This morning I had meetings with ministerial colleagues and others. In addition to my duties in the House, I shall have further such meetings later today.

Mr. Leech: May I add my condolences to the family of the dead soldier?

Over the next few weeks, the residents of Greater Manchester will have the opportunity to vote in the referendum on introducing congestion charging in return for £1.5 billion Government investment in public transport. Many people support road pricing but do not support the scheme. Will the Prime Minister- [ Interruption. ]

Mr. Speaker: Order. Let the hon. Gentleman speak.

Mr. Leech: Will the Prime Minister- [ Interruption. ]

Mr. Speaker: Order. That was too long in the past, so do not put that accusation.

Mr. Leech: Will the Prime Minister ensure that in the event of a "No" vote the people of Greater Manchester will have the opportunity to come back with an improved scheme without the concern that the Government might take the money away?
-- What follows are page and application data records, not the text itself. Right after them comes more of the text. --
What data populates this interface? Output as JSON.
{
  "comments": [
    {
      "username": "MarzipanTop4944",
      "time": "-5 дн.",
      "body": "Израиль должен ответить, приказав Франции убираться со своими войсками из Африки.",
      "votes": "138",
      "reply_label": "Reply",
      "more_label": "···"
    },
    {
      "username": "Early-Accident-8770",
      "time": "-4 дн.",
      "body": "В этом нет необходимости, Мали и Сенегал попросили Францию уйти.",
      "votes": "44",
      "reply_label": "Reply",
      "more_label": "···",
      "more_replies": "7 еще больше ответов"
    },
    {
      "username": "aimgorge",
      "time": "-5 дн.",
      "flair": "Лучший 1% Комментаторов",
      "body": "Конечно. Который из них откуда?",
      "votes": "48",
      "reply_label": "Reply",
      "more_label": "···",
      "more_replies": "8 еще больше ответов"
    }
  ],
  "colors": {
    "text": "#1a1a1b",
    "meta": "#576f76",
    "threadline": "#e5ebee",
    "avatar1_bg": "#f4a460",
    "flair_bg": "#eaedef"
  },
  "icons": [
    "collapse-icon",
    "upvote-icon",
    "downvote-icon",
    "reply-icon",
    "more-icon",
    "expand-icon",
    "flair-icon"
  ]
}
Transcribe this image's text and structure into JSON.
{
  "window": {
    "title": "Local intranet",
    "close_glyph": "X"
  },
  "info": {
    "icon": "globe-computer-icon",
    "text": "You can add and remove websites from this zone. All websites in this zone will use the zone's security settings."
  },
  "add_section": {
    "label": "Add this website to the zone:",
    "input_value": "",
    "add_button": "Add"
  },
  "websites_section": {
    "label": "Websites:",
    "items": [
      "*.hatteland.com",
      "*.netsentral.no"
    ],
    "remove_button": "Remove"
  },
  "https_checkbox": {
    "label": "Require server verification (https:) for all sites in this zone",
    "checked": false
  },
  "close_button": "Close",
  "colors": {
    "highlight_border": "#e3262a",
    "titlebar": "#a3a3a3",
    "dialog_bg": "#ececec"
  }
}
The Prime Minister: I know that the voting paper has options for a "Yes" vote and a "No" vote, but I am afraid that there is no option for a "Don't know" vote. In the event of a "No" vote, it would be up to Greater Manchester authorities to decide whether they wanted to do further work on the proposals. The Government are in principle prepared to contribute, as he has said, up to £1.5 billion towards the Greater Manchester package, but that is dependent on the broad scope and nature of the package remaining the same. If Greater Manchester came back with a revised proposition, we would need to assess it on its merits.

Nick Clegg's questions

Mr. Nick Clegg: I would like to add my own expressions of sympathy and condolence to the family and friends of the soldier from the Royal Gurkha Rifles who tragically lost his life in Afghanistan this week. Of course, I would also like, on behalf of all Liberal Democrats, to join in congratulating Barack Obama on his extraordinary victory as the new President of the United States, and to wish him luck, because the hopes and expectations that people have of him to change America and change the world are immense.

The Prime Minister just said that he shares lots of policies with the new President-elect, so he will be aware that the central policy that Barack Obama fought on in his election was to cut taxes for people on low and middle incomes, paid for by the very wealthy. Why will the Prime Minister not do the same here?

The Prime Minister: What Barack Obama did not fight on was a policy for £20 billion of public spending cuts, and that is the effect of the policy of the Liberal party.

Mr. Clegg: The fact is that this Prime Minister has fixed things so that a millionaire pays less in tax on their capital gains than their cleaner does on their wages. He is not learning from Barack Obama; he is copying the Conservatives, who want to cut more taxes for millionaires.

and not give an extra penny to anyone else. So will he cancel his special tax breaks for the very wealthy to put more money into the pockets of hard-pressed families right now?

The Prime Minister: I think that the right hon. Gentleman is a bit behind the times. We raised capital gains tax from 10 per cent., and at the same time we took action on non-domiciles in the United Kingdom, but I have to remind him that a tax and spending policy must add up. If he is going to propose £20 billion of public spending cuts, he is out of touch with the British people.